I used to be a structural engineer, but now I primarily write books for children and young adults. The Parker Inheritance is my ninth book! I also write short stories, and I teach in the MFA program for Writing for Children and Young Adults at Vermont College of Fine Arts.
When did you realize you had a talent and a passion for writing? What inspired you to be a writer?
I always wanted to be a writer! So many books inspired me, especially novels written by Judy Blume and Beverly Cleary. But it wasn’t until I discovered Walter Dean Myers that I truly believed that I could be a writer. It took seeing a person of color writing books for kids to allow me to realize that I could write books, too.
Can you tell us a bit about The Parker Inheritance and why you were inspired to write it?
The Parker Inheritance is equal parts puzzle mystery, historical novel, and commentary on social justice issues. I was initially inspired by Ellen Raskin’s The Westing Game, and wanted to create a puzzle book in a similar fashion. But the book quickly took on a life of its own and grew to include pertinent threads concerning race and gender.
Why did writing for kids appeal to you more than writing for adults?
I love writing for young people, and I take that responsibility very seriously. I don’t believe it’s my job to give all the answers to young people in my books; rather it’s my job to provide the questions and to see what solutions they come up with. That’s what I like to do with all of my novels. I like to ask questions. I want the reader to be working as hard as I do to come up with solutions that they could apply to the real world.
You originally went to school with a different plan and you have a civil engineering degree. How did you transition from engineering to writing?
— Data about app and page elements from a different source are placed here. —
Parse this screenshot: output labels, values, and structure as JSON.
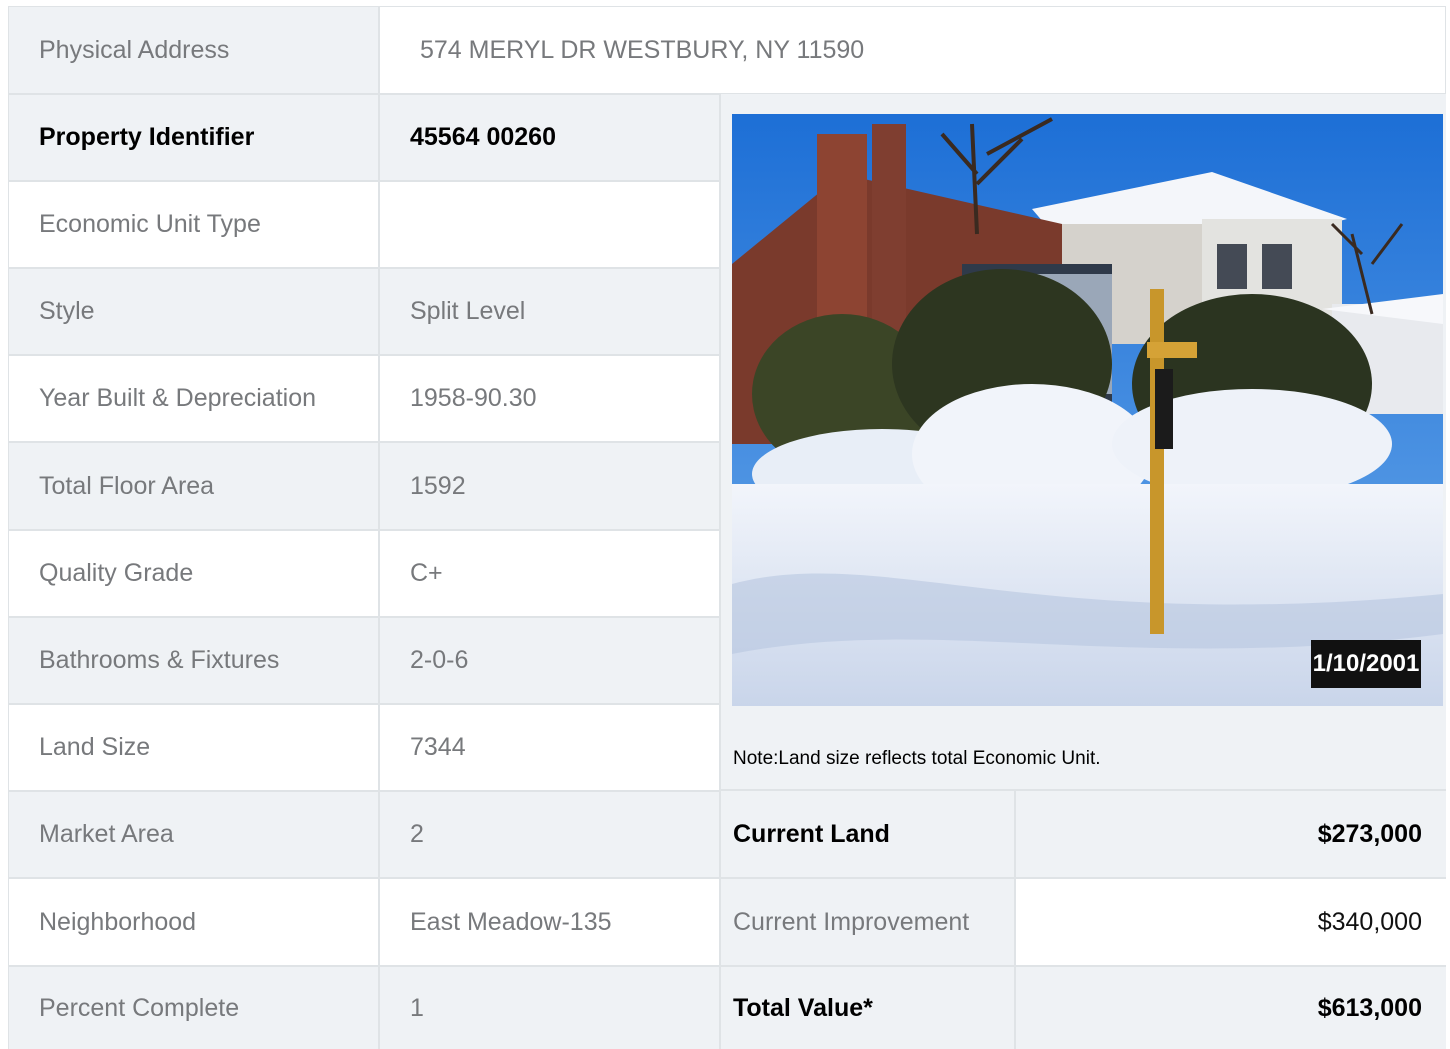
{
  "address": {
    "label": "Physical Address",
    "value": "574  MERYL DR  WESTBURY, NY  11590"
  },
  "rows": [
    {
      "label": "Property Identifier",
      "value": "45564  00260"
    },
    {
      "label": "Economic Unit Type",
      "value": ""
    },
    {
      "label": "Style",
      "value": "Split Level"
    },
    {
      "label": "Year Built & Depreciation",
      "value": "1958-90.30"
    },
    {
      "label": "Total Floor Area",
      "value": "1592"
    },
    {
      "label": "Quality Grade",
      "value": "C+"
    },
    {
      "label": "Bathrooms & Fixtures",
      "value": "2-0-6"
    },
    {
      "label": "Land Size",
      "value": "7344"
    },
    {
      "label": "Market Area",
      "value": "2"
    },
    {
      "label": "Neighborhood",
      "value": "East Meadow-135"
    },
    {
      "label": "Percent Complete",
      "value": "1"
    }
  ],
  "photo": {
    "date_stamp": "1/10/2001"
  },
  "note": "Note:Land size reflects total Economic Unit.",
  "valuation": [
    {
      "label": "Current Land",
      "value": "$273,000"
    },
    {
      "label": "Current Improvement",
      "value": "$340,000"
    },
    {
      "label": "Total Value*",
      "value": "$613,000"
    }
  ]
}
For a long time, I did both: engineering during the day and writing at night. I would have kept working as an engineer, as I love problem solving, but I was just traveling too much to maintain both jobs. The transition was pretty easy. Though I have to admit, I really miss the free coffee at my former day job!
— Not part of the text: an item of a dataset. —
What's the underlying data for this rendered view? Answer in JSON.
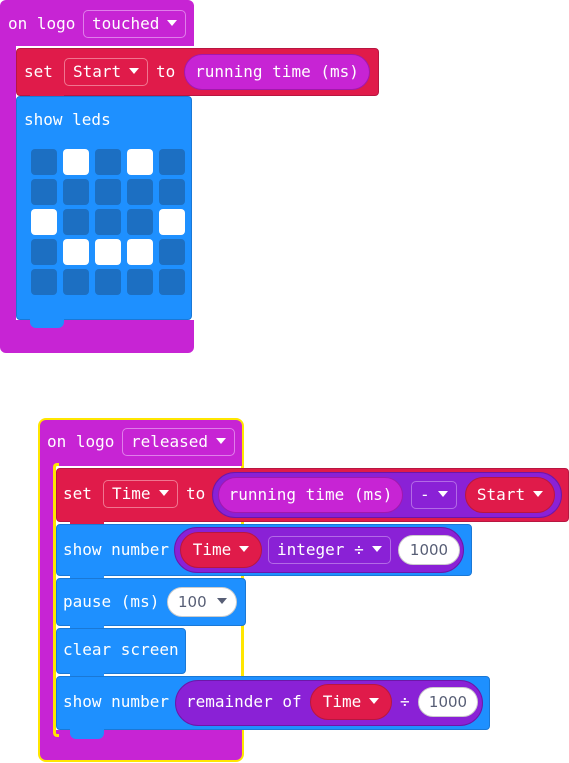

Can you tell us a bit about your writing process and how you create your novels?
My process seems to change with every novel. I generally play around with an idea for a few days, weeks, or even months. At some point, I start writing. When I feel like I have a good grasp of the characters and the story, I stop and create a full outline. That’s when I usually share my work with my agent and editor – not before. Then, if we all agree, I get back to work finishing the novel.
What has been the biggest struggle for you as a writer?
Remembering that one book does not make a career. I always have to remind myself not to be too caught up in the marketing and promotion of a current book. My main job is to be writing that NEXT book, and to make it as personally fulfilling as all the books prior.
What advice would you give to struggling writers out there who are trying to accomplish their dreams?
All new writers need to remember that a writer’s career is a marathon, not a sprint. I try not to think of all the pages it would take to complete a novel. That can sometimes be overwhelming. I like to take the work scene by scene, chapter by chapter. Those little pieces eventually add up.
Is there a fun fact about yourself that might surprise our readers if you were to share it with them?
I broke both of my ankles, at different times luckily. (Also, jumping off a flight of stairs to impress a girl isn’t exactly the smartest thing to do.)
What do you want kids to learn most from your novels?
That’s not for me to decide! I’m happy with whatever kids get out of my novels. And if they read one of my books and all they take away from it is that it’s fun, then that’s just as great!
Where do you see yourself going from here?
I just want to keep writing books. As long as I’m doing that, then I’ll be happy. Though I wouldn’t turn down a million-dollar contract…
Do you have any final words of wisdom that you would like to share with our readers?
Write what you love! Read what you love! But also, don’t be afraid to try new things. New authors! New genres! You might just surprise yourself!